The nation earlier this week was introduced to seven young Vincentian women who will, in June this year, compete for the title of Miss SVG 2017.

Although the prestige and honour of being called Miss St Vincent and the Grenadines may be prize enough for many, the motivating factor for most of the participants in this annual pageant is the opportunity it affords them to win a university scholarship.

At the sashing ceremony earlier this week, LaFerne Fraser, head of the Beauty Shows Committee (BSC) of the Carnival Development Corporation (CDC) announced innovations for this year’s show including having the delegates involve themselves in an empowerment campaign for women and girls in St Vincent and the Grenadines.

Proponents of pageants such as the Miss SVG show emphasize the development aspects of the pageant preparation period during which the participants are trained in social graces, deportment, dressing appropriately, public speaking, fitness and nutrition, healthy lifestyles, among other areas. Aficionados of the Miss SVG pageant say in no way does our show objectify women as the judging criteria is weighted heavily to reward intelligence and talent.

This then brings us to the question: “Why aren’t similar opportunities for advancement being afforded our young men?” Are there not fit, intelligent, talented and articulate young men out there who would welcome the opportunity to use these personal attributes to win a scholarship? Are there no issues affecting men in our society that need to be ventilated?

We suspect there are many eligible young men out there who might jump at the opportunity if it were to be given to them. Their only hesitation might be the reaction of the general public to their participation in such a show, given the tendency of many in our society to stereotype men who model, dance or are fastidious about their personal appearance.

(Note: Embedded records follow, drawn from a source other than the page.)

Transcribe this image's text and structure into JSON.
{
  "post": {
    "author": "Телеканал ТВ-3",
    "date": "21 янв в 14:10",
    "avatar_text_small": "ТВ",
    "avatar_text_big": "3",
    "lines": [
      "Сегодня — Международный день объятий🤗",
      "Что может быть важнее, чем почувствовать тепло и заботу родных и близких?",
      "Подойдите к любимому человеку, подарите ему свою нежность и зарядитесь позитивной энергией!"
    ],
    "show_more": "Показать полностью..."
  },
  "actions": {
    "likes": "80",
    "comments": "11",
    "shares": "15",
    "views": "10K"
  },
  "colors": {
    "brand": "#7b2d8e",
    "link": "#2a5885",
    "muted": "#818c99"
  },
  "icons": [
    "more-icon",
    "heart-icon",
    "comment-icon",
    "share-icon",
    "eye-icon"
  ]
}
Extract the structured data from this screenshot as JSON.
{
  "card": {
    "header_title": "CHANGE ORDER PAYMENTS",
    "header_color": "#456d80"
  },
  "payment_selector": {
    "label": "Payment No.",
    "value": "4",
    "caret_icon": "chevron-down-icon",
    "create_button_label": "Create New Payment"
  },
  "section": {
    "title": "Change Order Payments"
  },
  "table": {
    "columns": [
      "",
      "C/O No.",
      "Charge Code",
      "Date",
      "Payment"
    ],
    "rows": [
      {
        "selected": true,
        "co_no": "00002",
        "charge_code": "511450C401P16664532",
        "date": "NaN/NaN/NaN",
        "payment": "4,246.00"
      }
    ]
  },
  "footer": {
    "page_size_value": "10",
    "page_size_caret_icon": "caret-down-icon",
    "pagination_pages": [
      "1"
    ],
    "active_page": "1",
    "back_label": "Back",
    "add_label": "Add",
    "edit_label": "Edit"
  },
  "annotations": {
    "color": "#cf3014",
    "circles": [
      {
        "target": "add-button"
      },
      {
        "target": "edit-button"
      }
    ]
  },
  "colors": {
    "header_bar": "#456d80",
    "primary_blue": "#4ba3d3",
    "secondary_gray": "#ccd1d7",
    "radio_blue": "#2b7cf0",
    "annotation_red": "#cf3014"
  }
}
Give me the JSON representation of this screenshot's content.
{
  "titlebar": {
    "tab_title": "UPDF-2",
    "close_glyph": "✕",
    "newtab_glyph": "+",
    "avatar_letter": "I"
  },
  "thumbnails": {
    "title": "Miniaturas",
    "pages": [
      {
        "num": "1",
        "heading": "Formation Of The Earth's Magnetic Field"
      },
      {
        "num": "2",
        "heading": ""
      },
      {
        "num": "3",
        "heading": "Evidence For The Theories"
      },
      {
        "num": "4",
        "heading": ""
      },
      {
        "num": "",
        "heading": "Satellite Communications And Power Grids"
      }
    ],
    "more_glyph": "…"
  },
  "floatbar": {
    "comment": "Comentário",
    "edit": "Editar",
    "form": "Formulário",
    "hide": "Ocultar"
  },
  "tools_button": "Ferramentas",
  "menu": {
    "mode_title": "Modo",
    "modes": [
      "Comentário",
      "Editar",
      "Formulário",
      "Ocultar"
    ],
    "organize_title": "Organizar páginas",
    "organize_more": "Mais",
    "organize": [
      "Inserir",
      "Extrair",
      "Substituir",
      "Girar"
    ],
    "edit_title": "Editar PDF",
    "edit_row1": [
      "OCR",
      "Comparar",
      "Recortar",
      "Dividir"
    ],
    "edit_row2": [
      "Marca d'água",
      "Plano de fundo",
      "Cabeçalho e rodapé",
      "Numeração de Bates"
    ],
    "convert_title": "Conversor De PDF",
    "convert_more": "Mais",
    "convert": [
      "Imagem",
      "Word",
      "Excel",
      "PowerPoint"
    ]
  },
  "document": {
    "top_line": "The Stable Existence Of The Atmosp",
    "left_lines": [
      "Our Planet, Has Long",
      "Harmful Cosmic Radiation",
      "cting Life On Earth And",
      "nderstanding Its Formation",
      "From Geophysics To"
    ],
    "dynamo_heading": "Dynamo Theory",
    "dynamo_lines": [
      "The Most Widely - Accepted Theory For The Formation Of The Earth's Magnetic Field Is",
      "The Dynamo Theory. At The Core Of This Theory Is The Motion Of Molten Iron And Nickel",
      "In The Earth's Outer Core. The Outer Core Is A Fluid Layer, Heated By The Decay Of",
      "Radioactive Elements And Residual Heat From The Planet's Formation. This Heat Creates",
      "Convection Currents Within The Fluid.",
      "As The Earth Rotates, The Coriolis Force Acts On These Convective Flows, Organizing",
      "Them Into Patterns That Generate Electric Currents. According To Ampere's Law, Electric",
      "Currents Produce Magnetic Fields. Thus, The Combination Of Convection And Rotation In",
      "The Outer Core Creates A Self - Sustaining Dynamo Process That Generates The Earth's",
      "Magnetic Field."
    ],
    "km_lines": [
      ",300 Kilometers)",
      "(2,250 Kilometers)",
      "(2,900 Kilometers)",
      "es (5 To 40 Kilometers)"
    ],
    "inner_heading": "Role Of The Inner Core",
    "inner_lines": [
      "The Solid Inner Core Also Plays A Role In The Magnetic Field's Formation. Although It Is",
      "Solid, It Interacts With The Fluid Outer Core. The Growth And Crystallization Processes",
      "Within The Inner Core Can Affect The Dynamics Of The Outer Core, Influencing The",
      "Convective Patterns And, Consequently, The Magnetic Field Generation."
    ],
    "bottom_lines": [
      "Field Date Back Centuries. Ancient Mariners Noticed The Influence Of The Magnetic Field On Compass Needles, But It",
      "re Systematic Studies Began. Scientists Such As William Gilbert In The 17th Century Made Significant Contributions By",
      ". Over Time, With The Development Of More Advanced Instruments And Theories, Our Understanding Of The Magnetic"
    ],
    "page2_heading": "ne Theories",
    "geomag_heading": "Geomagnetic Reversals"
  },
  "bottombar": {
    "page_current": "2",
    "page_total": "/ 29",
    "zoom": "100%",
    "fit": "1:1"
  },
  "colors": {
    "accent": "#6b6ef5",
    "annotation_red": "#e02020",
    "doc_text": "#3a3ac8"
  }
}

We often lament how few of our young men, in comparison to women have been accessing tertiary education, the general deportment of our boys in public places and the large numbers who get caught up at an early age in the criminal justice system. The truth is, as a society, we do not pay as much attention to raising our boys as we do our girls.

The Mr SVG show will be an opportunity to level the playing field and to open for young men an opportunity not previously available to them, which our young women have had for nearly two decades. Moreover, with the CDC searching for ideas to bring the crowds back to the Victoria Park, the novelty of such a show would be guaranteed to generate significant interest among the public. Why not give it a try for 2018?